Copy the data precisely, keeping every character.

►

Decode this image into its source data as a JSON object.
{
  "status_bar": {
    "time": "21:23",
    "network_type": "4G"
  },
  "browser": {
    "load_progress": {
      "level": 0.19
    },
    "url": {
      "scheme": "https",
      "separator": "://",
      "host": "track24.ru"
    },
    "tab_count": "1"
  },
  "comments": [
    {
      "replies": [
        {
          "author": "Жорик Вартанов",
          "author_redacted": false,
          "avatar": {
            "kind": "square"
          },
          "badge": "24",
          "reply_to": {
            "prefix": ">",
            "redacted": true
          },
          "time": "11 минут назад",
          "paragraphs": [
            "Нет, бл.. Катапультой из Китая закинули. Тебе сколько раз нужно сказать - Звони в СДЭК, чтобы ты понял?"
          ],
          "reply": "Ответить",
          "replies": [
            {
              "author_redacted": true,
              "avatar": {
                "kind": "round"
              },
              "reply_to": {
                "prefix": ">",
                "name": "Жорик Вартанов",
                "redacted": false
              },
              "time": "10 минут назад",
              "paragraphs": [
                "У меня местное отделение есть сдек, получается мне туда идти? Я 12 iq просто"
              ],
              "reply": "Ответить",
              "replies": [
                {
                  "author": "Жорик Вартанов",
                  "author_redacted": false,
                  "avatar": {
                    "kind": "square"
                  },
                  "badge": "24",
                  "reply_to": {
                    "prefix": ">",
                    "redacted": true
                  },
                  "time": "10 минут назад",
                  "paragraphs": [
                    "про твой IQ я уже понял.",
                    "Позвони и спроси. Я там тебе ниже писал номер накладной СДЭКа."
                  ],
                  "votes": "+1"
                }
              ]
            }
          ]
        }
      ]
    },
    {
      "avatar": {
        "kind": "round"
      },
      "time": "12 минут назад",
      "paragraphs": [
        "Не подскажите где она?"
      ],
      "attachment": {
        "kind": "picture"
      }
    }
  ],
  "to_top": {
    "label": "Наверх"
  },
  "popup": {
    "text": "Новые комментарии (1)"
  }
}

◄

▶ _WRITTEN SOLUTION_
Decode this image into its source data as a JSON object.
{
  "status_bar": {
    "time": "21:23",
    "network_type": "4G"
  },
  "browser": {
    "load_progress": {
      "level": 0.19
    },
    "url": {
      "scheme": "https",
      "separator": "://",
      "host": "track24.ru"
    },
    "tab_count": "1"
  },
  "comments": [
    {
      "replies": [
        {
          "author": "Жорик Вартанов",
          "author_redacted": false,
          "avatar": {
            "kind": "square"
          },
          "badge": "24",
          "reply_to": {
            "prefix": ">",
            "redacted": true
          },
          "time": "11 минут назад",
          "paragraphs": [
            "Нет, бл.. Катапультой из Китая закинули. Тебе сколько раз нужно сказать - Звони в СДЭК, чтобы ты понял?"
          ],
          "reply": "Ответить",
          "replies": [
            {
              "author_redacted": true,
              "avatar": {
                "kind": "round"
              },
              "reply_to": {
                "prefix": ">",
                "name": "Жорик Вартанов",
                "redacted": false
              },
              "time": "10 минут назад",
              "paragraphs": [
                "У меня местное отделение есть сдек, получается мне туда идти? Я 12 iq просто"
              ],
              "reply": "Ответить",
              "replies": [
                {
                  "author": "Жорик Вартанов",
                  "author_redacted": false,
                  "avatar": {
                    "kind": "square"
                  },
                  "badge": "24",
                  "reply_to": {
                    "prefix": ">",
                    "redacted": true
                  },
                  "time": "10 минут назад",
                  "paragraphs": [
                    "про твой IQ я уже понял.",
                    "Позвони и спроси. Я там тебе ниже писал номер накладной СДЭКа."
                  ],
                  "votes": "+1"
                }
              ]
            }
          ]
        }
      ]
    },
    {
      "avatar": {
        "kind": "round"
      },
      "time": "12 минут назад",
      "paragraphs": [
        "Не подскажите где она?"
      ],
      "attachment": {
        "kind": "picture"
      }
    }
  ],
  "to_top": {
    "label": "Наверх"
  },
  "popup": {
    "text": "Новые комментарии (1)"
  }
}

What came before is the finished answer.